Scan the lines below for the word "subtitle". Copy each line you find it in.
(MATERIAL FOR THIS TASK begins)
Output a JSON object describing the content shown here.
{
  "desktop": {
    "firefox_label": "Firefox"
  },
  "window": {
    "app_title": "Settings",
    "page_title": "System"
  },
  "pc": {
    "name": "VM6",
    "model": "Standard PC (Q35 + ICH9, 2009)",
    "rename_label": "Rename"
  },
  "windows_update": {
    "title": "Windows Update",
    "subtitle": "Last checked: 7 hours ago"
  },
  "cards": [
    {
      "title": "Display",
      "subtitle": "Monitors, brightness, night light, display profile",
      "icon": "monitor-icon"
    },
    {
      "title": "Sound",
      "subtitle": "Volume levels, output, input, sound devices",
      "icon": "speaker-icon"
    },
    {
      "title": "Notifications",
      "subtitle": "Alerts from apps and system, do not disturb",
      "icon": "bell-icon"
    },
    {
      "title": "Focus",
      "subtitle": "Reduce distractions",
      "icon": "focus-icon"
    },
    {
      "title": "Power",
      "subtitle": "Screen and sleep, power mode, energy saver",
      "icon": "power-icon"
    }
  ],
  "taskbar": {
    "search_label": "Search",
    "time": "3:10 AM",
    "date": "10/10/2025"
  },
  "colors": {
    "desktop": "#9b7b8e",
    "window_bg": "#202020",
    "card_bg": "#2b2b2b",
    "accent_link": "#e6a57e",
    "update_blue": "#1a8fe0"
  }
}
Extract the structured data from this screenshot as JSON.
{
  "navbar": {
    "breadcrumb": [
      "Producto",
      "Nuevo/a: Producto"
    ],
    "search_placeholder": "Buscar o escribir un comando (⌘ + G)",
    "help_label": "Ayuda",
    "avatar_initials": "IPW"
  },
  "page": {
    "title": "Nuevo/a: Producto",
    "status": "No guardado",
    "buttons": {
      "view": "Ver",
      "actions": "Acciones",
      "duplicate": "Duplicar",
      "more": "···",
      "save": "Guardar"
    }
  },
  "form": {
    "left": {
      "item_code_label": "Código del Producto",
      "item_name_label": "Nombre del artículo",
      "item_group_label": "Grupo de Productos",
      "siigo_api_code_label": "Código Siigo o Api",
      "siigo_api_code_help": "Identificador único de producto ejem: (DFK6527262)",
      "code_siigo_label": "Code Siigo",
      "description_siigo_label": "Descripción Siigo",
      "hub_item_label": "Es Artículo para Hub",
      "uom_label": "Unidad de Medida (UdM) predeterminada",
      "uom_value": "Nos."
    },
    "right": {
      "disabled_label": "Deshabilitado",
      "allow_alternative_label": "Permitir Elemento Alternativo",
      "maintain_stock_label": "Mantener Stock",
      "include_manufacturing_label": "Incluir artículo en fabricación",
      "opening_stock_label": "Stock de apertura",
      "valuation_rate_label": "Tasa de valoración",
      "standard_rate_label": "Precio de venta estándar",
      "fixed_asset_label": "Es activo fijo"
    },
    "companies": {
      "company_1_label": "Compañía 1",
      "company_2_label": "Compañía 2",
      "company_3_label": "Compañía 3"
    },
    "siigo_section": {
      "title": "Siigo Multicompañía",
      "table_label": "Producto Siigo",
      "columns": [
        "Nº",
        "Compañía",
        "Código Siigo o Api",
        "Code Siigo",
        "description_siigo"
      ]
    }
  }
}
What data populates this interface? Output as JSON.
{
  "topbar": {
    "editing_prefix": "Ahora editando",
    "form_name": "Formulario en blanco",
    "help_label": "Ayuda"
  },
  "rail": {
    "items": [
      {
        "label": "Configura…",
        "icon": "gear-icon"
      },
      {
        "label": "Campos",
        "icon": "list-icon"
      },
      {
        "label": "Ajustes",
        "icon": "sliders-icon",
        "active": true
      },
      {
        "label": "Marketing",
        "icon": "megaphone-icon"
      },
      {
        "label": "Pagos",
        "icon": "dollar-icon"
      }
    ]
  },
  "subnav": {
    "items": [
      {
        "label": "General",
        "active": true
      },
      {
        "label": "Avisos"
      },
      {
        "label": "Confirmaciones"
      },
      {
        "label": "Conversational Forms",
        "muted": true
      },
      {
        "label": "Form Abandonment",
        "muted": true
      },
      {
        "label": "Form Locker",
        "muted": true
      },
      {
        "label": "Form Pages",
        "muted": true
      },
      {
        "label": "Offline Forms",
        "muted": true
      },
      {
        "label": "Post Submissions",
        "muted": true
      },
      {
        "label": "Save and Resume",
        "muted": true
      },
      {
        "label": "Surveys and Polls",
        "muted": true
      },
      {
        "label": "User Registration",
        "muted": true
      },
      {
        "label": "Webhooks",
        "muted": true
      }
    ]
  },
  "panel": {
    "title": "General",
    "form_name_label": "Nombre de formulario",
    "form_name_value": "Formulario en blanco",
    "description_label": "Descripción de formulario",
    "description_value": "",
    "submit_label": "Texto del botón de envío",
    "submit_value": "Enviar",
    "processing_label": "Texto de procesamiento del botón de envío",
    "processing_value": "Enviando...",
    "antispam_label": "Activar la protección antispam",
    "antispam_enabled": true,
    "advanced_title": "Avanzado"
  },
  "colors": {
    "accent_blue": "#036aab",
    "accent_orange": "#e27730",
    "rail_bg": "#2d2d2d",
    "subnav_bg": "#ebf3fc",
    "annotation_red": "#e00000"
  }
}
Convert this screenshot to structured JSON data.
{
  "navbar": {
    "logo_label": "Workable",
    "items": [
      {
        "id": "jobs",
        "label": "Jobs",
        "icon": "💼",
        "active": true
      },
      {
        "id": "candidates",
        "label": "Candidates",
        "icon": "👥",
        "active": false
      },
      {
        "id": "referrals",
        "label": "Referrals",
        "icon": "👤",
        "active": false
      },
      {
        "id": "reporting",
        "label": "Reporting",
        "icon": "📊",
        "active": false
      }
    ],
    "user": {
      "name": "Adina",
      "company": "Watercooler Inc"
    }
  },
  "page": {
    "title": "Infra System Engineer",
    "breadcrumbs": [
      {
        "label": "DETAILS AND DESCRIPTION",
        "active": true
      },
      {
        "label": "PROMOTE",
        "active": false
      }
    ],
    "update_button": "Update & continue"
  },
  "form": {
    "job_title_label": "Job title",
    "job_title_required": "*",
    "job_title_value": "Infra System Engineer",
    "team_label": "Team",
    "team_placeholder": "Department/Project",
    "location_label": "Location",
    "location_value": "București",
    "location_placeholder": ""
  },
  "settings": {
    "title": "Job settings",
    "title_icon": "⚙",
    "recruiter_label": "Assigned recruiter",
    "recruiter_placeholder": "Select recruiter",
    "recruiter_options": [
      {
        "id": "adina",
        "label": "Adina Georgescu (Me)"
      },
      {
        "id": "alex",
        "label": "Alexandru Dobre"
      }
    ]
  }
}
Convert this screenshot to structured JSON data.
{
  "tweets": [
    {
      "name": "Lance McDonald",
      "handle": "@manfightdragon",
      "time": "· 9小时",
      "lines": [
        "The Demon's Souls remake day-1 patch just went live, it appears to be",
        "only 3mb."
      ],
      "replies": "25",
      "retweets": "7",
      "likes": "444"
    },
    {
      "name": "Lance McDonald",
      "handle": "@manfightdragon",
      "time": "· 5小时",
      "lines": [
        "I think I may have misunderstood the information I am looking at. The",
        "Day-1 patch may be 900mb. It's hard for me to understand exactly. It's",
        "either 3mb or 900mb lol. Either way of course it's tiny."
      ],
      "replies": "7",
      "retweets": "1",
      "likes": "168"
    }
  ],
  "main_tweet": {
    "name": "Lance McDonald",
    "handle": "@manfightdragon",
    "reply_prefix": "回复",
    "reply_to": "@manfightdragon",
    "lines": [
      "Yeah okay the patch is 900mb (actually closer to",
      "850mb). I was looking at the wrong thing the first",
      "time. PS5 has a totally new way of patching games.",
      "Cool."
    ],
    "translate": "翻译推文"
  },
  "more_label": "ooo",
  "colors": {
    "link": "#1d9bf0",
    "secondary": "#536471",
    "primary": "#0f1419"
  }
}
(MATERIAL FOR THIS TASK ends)
* RESPONSE TO THE EXERCISE
    "subtitle": "Last checked: 7 hours ago"
      "subtitle": "Monitors, brightness, night light, display profile",
      "subtitle": "Volume levels, output, input, sound devices",
      "subtitle": "Alerts from apps and system, do not disturb",
      "subtitle": "Reduce distractions",
      "subtitle": "Screen and sleep, power mode, energy saver",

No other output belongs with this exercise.